The beetroot tart arrived and I noticed that it was similar to the tomato tart I had enjoyed a few months before at the bloggers dinner that I attended. Thin slices of sweet beetroot sat on top of a layer of flakey pastry, which was engulfed by a generous layer of goat’s curd. The dish didn’t last two minutes and shortly after we had started, we were scraping at the remnants with our knives and forks.
Anticipation for the mains was high. The roast was placed down in front of me and a smile emerged over my face when I clocked the pillowy Yorkshire puddings, tender beef and lashings of gravy. The vegetables and potatoes were served in a separate side bowl, I guessed to keep them from going soggy. Nice touch. The carrots and parsnips retained a slight crisp and the roast potatoes were fluffy on the inside, yet crunchy on the exterior. The only criticism was that the beef was more well done than medium-rare but it was still tender enough not to matter too much.

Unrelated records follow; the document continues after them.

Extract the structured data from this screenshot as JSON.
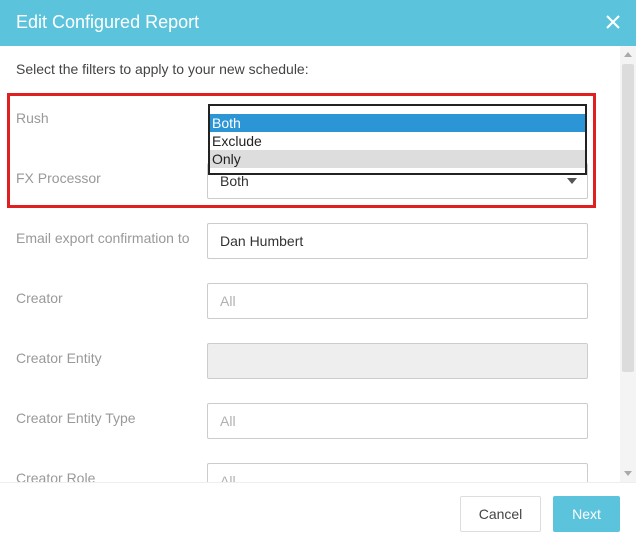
{
  "dialog": {
    "title": "Edit Configured Report",
    "intro": "Select the filters to apply to your new schedule:"
  },
  "fields": {
    "rush": {
      "label": "Rush"
    },
    "fx_processor": {
      "label": "FX Processor",
      "value": "Both"
    },
    "email_confirmation": {
      "label": "Email export confirmation to",
      "value": "Dan Humbert"
    },
    "creator": {
      "label": "Creator",
      "placeholder": "All"
    },
    "creator_entity": {
      "label": "Creator Entity",
      "value": ""
    },
    "creator_entity_type": {
      "label": "Creator Entity Type",
      "placeholder": "All"
    },
    "creator_role": {
      "label": "Creator Role",
      "placeholder": "All"
    }
  },
  "rush_dropdown": {
    "options": [
      "Both",
      "Exclude",
      "Only"
    ],
    "selected": "Both",
    "hovered": "Only"
  },
  "footer": {
    "cancel_label": "Cancel",
    "next_label": "Next"
  },
  "colors": {
    "header_bg": "#5bc4dc",
    "accent": "#5bc4dc",
    "selected_option": "#2b95d6",
    "highlight_border": "#e02020"
  },
  "icons": {
    "close": "close-icon",
    "caret": "chevron-down-icon"
  }
}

The short rib burger was tall, neat and beautiful, everything I love in a burger. The meat was medium-rare and utterly tender with just the right amount of Monterey Jack cheese, pickles and a good spread of ketchup. Along with the burger, we also ordered a side of thick hand cut chips, which looked and tasted as though they had been triple cooked. Absolutely divine.
There was a lot of food on the table but we managed it. Almost. The only food that was sent back to the kitchen was a tiny bit of beef and a few chips. We were full but couldn’t say no to a glimpse of the dessert menu. And it didn’t take long to decide what to share.
The treacle tart arrived and I couldn’t hide my disappointment that it was cold. Never have I been served a cold slice of treacle tart before. In my eyes it should be warm and preferably fresh out of the oven. I’m not saying that this tart wasn’t fresh, because it was. I’m also not saying that it wasn’t delicious, because it was. But it would have been a whole lot better if it was warm.
We were tempted by the Lazy Loaf cocktail menu with a choice of four bloody Mary cocktails and others such as the marmalade fizz (Bombay Sapphire Gin, marmalade,Demerara syrup, cream, egg white- £8.50) and Corpse River #2 (Bombay Sapphire Gin, Cointreau, Lillet Blanc, Pernod, Absinthe – £8.50) but it was Sunday and we weren’t about to face a tipsy walk back to meet our friends on the Southbank.
Instead, we walked out of the restaurant, tummies full, past the band in the corner who flashed us a quick smile to show us on our way.
Bread Street Kitchen
10 Bread Street
0203 030 4050